And once that was done, the 25 poorest families in the village were also given a huge food pack consisting of a 50kg rice packet along with other condiments. This was all witnessed by the village and community chiefs, who oversaw the entire distribution during the day.
Takeaways after building a house
And with that, the programme was complete. At the end of it, we were covered in sweat, sawdust, and paint – and not to mention, we were dizzy in the hot Cambodian afternoon. But as we boarded the lorry back to our accommodation, we left feeling an immense sense of accomplishment.
The house we built may have just been for one family, but at least that family would be able to sleep with a much sturdier roof over their heads. And other than that, sipping a cup of Milo and having a proper home are just things I realised I took for granted. It may be simple things to us, but to these children, it made a world of difference in their lives.
Image credit: Chum Cong Zhu
And during the programme, I befriended a group of people who shared the same passion for making a difference. To witness that dedication up close was truly inspiring – and knowing that I could meet like-minded people participating in similar programmes has made me more motivated to take on more volunteering opportunities overseas.
Volunteering with Operation Hope Foundation
Whether you’re pondering grad trip ideas or looking for a unique way to spend your annual leave, programmes under OHF are an alternative to road-tripping around Europe or South Korea.
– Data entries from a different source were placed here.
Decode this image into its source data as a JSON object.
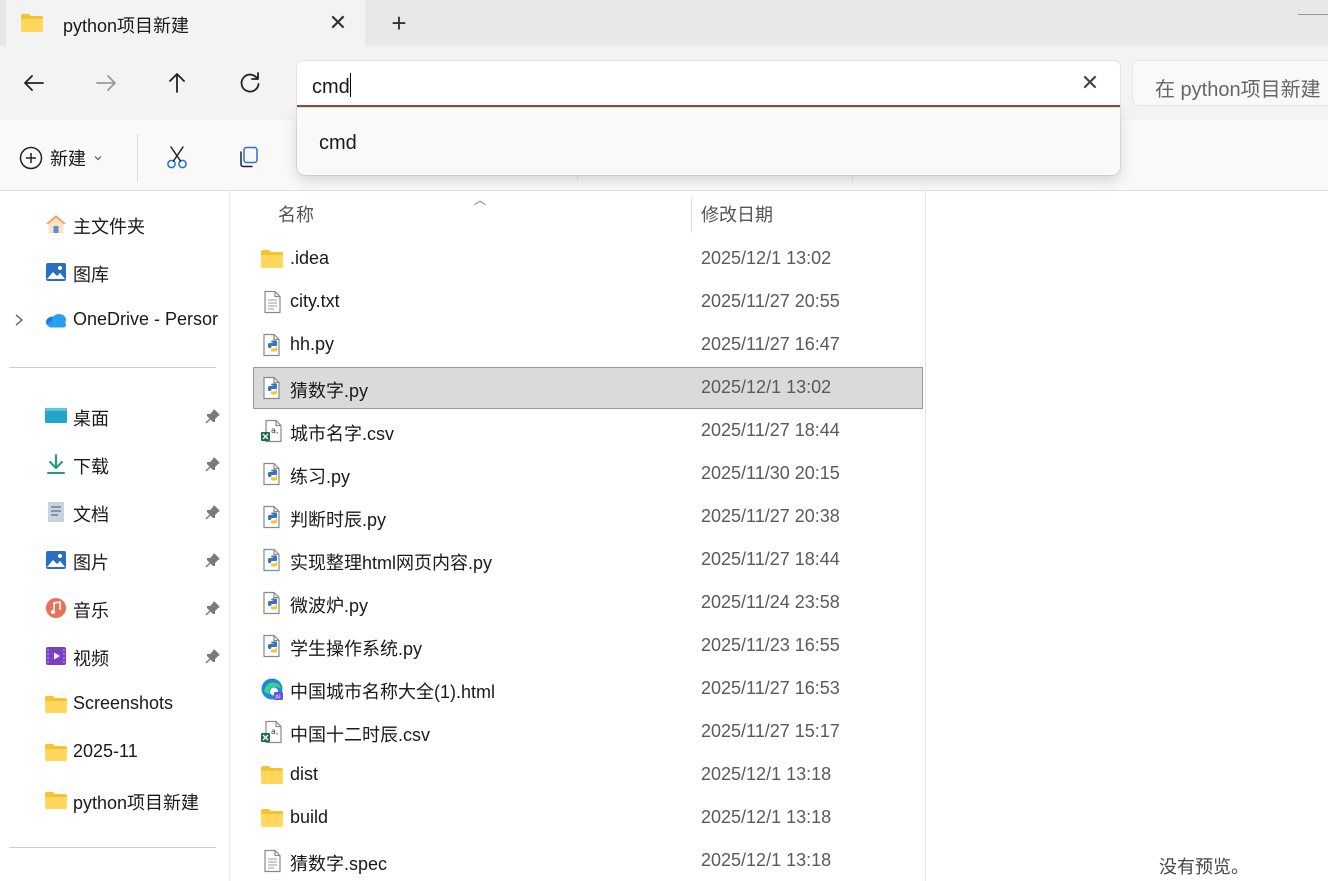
{
  "tab": {
    "title": "python项目新建"
  },
  "address": {
    "value": "cmd"
  },
  "search": {
    "placeholder": "在 python项目新建"
  },
  "suggestions": [
    {
      "label": "cmd"
    }
  ],
  "commandbar": {
    "new_label": "新建"
  },
  "sidebar": {
    "top": [
      {
        "label": "主文件夹",
        "icon": "home-icon"
      },
      {
        "label": "图库",
        "icon": "gallery-icon"
      },
      {
        "label": "OneDrive - Persor",
        "icon": "onedrive-icon"
      }
    ],
    "pinned": [
      {
        "label": "桌面",
        "icon": "desktop-icon",
        "pinned": true
      },
      {
        "label": "下载",
        "icon": "download-icon",
        "pinned": true
      },
      {
        "label": "文档",
        "icon": "document-icon",
        "pinned": true
      },
      {
        "label": "图片",
        "icon": "pictures-icon",
        "pinned": true
      },
      {
        "label": "音乐",
        "icon": "music-icon",
        "pinned": true
      },
      {
        "label": "视频",
        "icon": "videos-icon",
        "pinned": true
      },
      {
        "label": "Screenshots",
        "icon": "folder-icon",
        "pinned": false
      },
      {
        "label": "2025-11",
        "icon": "folder-icon",
        "pinned": false
      },
      {
        "label": "python项目新建",
        "icon": "folder-icon",
        "pinned": false
      }
    ]
  },
  "columns": {
    "name": "名称",
    "modified": "修改日期"
  },
  "files": [
    {
      "name": ".idea",
      "date": "2025/12/1 13:02",
      "type": "folder"
    },
    {
      "name": "city.txt",
      "date": "2025/11/27 20:55",
      "type": "text"
    },
    {
      "name": "hh.py",
      "date": "2025/11/27 16:47",
      "type": "python"
    },
    {
      "name": "猜数字.py",
      "date": "2025/12/1 13:02",
      "type": "python",
      "selected": true
    },
    {
      "name": "城市名字.csv",
      "date": "2025/11/27 18:44",
      "type": "csv"
    },
    {
      "name": "练习.py",
      "date": "2025/11/30 20:15",
      "type": "python"
    },
    {
      "name": "判断时辰.py",
      "date": "2025/11/27 20:38",
      "type": "python"
    },
    {
      "name": "实现整理html网页内容.py",
      "date": "2025/11/27 18:44",
      "type": "python"
    },
    {
      "name": "微波炉.py",
      "date": "2025/11/24 23:58",
      "type": "python"
    },
    {
      "name": "学生操作系统.py",
      "date": "2025/11/23 16:55",
      "type": "python"
    },
    {
      "name": "中国城市名称大全(1).html",
      "date": "2025/11/27 16:53",
      "type": "html"
    },
    {
      "name": "中国十二时辰.csv",
      "date": "2025/11/27 15:17",
      "type": "csv"
    },
    {
      "name": "dist",
      "date": "2025/12/1 13:18",
      "type": "folder"
    },
    {
      "name": "build",
      "date": "2025/12/1 13:18",
      "type": "folder"
    },
    {
      "name": "猜数字.spec",
      "date": "2025/12/1 13:18",
      "type": "text"
    }
  ],
  "preview": {
    "message": "没有预览。"
  }
}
Apart from Cambodia, they also host volunteer operations in the rural villages of Nepal.
OHF runs their operations directly rather than through agencies, which means they have direct control over everything from the management down to the expenses. That means that whatever effort you choose to put in with them – be it via donations or by volunteering – will be directly translated into benefits for their beneficiaries.
They organise several volunteer programmes to both Nepal and Cambodia throughout the year. You’ll find their full set of programmes and dates for 2020 on their website!
This post was brought to you by Operation Hope Foundation.
Photography by Nadia Loewito.